TASK REQUIREMENTS :: For each entry that follows, write out an identical copy.

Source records
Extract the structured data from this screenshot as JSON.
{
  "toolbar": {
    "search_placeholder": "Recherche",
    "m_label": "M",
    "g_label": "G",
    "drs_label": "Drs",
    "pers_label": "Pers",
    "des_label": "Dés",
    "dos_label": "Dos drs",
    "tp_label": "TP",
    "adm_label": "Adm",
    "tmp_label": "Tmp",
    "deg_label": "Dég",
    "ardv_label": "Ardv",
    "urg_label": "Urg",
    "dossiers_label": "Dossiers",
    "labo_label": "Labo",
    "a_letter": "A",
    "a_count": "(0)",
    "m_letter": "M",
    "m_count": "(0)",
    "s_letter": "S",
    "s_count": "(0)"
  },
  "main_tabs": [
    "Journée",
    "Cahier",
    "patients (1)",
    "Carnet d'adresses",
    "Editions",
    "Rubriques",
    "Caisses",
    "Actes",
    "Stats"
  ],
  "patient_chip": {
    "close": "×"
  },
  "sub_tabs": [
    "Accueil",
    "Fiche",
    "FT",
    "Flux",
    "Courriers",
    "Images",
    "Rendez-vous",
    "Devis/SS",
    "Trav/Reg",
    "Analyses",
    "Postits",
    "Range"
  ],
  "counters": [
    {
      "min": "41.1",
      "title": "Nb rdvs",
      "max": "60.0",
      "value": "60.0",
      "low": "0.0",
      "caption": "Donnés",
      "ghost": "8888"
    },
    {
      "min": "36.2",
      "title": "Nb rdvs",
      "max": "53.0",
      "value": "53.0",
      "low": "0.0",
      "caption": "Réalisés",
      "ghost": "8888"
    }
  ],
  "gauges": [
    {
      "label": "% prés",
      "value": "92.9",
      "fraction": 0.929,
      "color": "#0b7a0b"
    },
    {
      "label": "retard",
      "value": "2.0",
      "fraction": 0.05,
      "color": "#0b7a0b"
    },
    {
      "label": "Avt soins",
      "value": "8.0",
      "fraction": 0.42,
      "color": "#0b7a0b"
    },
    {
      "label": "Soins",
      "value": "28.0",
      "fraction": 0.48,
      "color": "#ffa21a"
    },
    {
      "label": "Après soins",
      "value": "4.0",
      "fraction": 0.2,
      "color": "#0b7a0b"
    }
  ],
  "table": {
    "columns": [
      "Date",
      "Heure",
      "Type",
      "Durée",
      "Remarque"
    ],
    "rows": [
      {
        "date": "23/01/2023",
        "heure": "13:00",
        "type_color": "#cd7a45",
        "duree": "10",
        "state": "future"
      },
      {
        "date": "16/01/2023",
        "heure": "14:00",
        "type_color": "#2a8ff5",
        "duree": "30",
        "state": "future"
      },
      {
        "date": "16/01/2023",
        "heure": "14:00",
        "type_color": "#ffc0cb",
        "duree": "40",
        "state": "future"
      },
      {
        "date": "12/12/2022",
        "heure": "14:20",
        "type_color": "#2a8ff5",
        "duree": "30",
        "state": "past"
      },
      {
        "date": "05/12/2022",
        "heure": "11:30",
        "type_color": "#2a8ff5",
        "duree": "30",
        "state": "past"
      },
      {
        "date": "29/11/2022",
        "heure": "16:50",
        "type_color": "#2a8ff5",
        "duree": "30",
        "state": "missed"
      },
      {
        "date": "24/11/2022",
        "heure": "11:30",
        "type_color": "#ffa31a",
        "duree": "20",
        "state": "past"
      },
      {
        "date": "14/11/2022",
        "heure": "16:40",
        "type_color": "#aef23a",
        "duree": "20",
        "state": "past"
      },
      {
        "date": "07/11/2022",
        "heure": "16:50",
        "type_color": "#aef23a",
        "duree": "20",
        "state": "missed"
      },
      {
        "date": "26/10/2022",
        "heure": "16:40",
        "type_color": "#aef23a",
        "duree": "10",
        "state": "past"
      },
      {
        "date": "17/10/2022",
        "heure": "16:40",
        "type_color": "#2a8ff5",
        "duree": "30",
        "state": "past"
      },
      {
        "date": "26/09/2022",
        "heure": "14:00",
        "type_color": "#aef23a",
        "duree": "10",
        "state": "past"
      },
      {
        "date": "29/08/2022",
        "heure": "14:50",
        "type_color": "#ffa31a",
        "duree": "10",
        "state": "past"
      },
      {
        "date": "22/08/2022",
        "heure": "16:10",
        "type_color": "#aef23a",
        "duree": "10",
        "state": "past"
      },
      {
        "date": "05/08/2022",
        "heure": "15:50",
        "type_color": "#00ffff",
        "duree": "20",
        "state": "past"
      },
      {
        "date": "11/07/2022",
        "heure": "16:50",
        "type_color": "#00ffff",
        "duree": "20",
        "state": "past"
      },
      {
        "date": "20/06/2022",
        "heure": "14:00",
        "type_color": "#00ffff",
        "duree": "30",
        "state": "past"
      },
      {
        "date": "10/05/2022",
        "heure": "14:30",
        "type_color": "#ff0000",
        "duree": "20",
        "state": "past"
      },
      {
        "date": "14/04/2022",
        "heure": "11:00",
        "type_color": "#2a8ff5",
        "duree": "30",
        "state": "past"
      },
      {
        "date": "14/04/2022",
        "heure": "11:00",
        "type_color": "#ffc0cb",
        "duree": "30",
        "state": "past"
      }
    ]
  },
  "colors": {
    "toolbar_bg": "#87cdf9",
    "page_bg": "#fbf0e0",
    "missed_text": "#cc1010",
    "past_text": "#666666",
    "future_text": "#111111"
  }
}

RESPONSE AREA ::
Extract the structured data from this screenshot as JSON.
{
  "toolbar": {
    "search_placeholder": "Recherche",
    "m_label": "M",
    "g_label": "G",
    "drs_label": "Drs",
    "pers_label": "Pers",
    "des_label": "Dés",
    "dos_label": "Dos drs",
    "tp_label": "TP",
    "adm_label": "Adm",
    "tmp_label": "Tmp",
    "deg_label": "Dég",
    "ardv_label": "Ardv",
    "urg_label": "Urg",
    "dossiers_label": "Dossiers",
    "labo_label": "Labo",
    "a_letter": "A",
    "a_count": "(0)",
    "m_letter": "M",
    "m_count": "(0)",
    "s_letter": "S",
    "s_count": "(0)"
  },
  "main_tabs": [
    "Journée",
    "Cahier",
    "patients (1)",
    "Carnet d'adresses",
    "Editions",
    "Rubriques",
    "Caisses",
    "Actes",
    "Stats"
  ],
  "patient_chip": {
    "close": "×"
  },
  "sub_tabs": [
    "Accueil",
    "Fiche",
    "FT",
    "Flux",
    "Courriers",
    "Images",
    "Rendez-vous",
    "Devis/SS",
    "Trav/Reg",
    "Analyses",
    "Postits",
    "Range"
  ],
  "counters": [
    {
      "min": "41.1",
      "title": "Nb rdvs",
      "max": "60.0",
      "value": "60.0",
      "low": "0.0",
      "caption": "Donnés",
      "ghost": "8888"
    },
    {
      "min": "36.2",
      "title": "Nb rdvs",
      "max": "53.0",
      "value": "53.0",
      "low": "0.0",
      "caption": "Réalisés",
      "ghost": "8888"
    }
  ],
  "gauges": [
    {
      "label": "% prés",
      "value": "92.9",
      "fraction": 0.929,
      "color": "#0b7a0b"
    },
    {
      "label": "retard",
      "value": "2.0",
      "fraction": 0.05,
      "color": "#0b7a0b"
    },
    {
      "label": "Avt soins",
      "value": "8.0",
      "fraction": 0.42,
      "color": "#0b7a0b"
    },
    {
      "label": "Soins",
      "value": "28.0",
      "fraction": 0.48,
      "color": "#ffa21a"
    },
    {
      "label": "Après soins",
      "value": "4.0",
      "fraction": 0.2,
      "color": "#0b7a0b"
    }
  ],
  "table": {
    "columns": [
      "Date",
      "Heure",
      "Type",
      "Durée",
      "Remarque"
    ],
    "rows": [
      {
        "date": "23/01/2023",
        "heure": "13:00",
        "type_color": "#cd7a45",
        "duree": "10",
        "state": "future"
      },
      {
        "date": "16/01/2023",
        "heure": "14:00",
        "type_color": "#2a8ff5",
        "duree": "30",
        "state": "future"
      },
      {
        "date": "16/01/2023",
        "heure": "14:00",
        "type_color": "#ffc0cb",
        "duree": "40",
        "state": "future"
      },
      {
        "date": "12/12/2022",
        "heure": "14:20",
        "type_color": "#2a8ff5",
        "duree": "30",
        "state": "past"
      },
      {
        "date": "05/12/2022",
        "heure": "11:30",
        "type_color": "#2a8ff5",
        "duree": "30",
        "state": "past"
      },
      {
        "date": "29/11/2022",
        "heure": "16:50",
        "type_color": "#2a8ff5",
        "duree": "30",
        "state": "missed"
      },
      {
        "date": "24/11/2022",
        "heure": "11:30",
        "type_color": "#ffa31a",
        "duree": "20",
        "state": "past"
      },
      {
        "date": "14/11/2022",
        "heure": "16:40",
        "type_color": "#aef23a",
        "duree": "20",
        "state": "past"
      },
      {
        "date": "07/11/2022",
        "heure": "16:50",
        "type_color": "#aef23a",
        "duree": "20",
        "state": "missed"
      },
      {
        "date": "26/10/2022",
        "heure": "16:40",
        "type_color": "#aef23a",
        "duree": "10",
        "state": "past"
      },
      {
        "date": "17/10/2022",
        "heure": "16:40",
        "type_color": "#2a8ff5",
        "duree": "30",
        "state": "past"
      },
      {
        "date": "26/09/2022",
        "heure": "14:00",
        "type_color": "#aef23a",
        "duree": "10",
        "state": "past"
      },
      {
        "date": "29/08/2022",
        "heure": "14:50",
        "type_color": "#ffa31a",
        "duree": "10",
        "state": "past"
      },
      {
        "date": "22/08/2022",
        "heure": "16:10",
        "type_color": "#aef23a",
        "duree": "10",
        "state": "past"
      },
      {
        "date": "05/08/2022",
        "heure": "15:50",
        "type_color": "#00ffff",
        "duree": "20",
        "state": "past"
      },
      {
        "date": "11/07/2022",
        "heure": "16:50",
        "type_color": "#00ffff",
        "duree": "20",
        "state": "past"
      },
      {
        "date": "20/06/2022",
        "heure": "14:00",
        "type_color": "#00ffff",
        "duree": "30",
        "state": "past"
      },
      {
        "date": "10/05/2022",
        "heure": "14:30",
        "type_color": "#ff0000",
        "duree": "20",
        "state": "past"
      },
      {
        "date": "14/04/2022",
        "heure": "11:00",
        "type_color": "#2a8ff5",
        "duree": "30",
        "state": "past"
      },
      {
        "date": "14/04/2022",
        "heure": "11:00",
        "type_color": "#ffc0cb",
        "duree": "30",
        "state": "past"
      }
    ]
  },
  "colors": {
    "toolbar_bg": "#87cdf9",
    "page_bg": "#fbf0e0",
    "missed_text": "#cc1010",
    "past_text": "#666666",
    "future_text": "#111111"
  }
}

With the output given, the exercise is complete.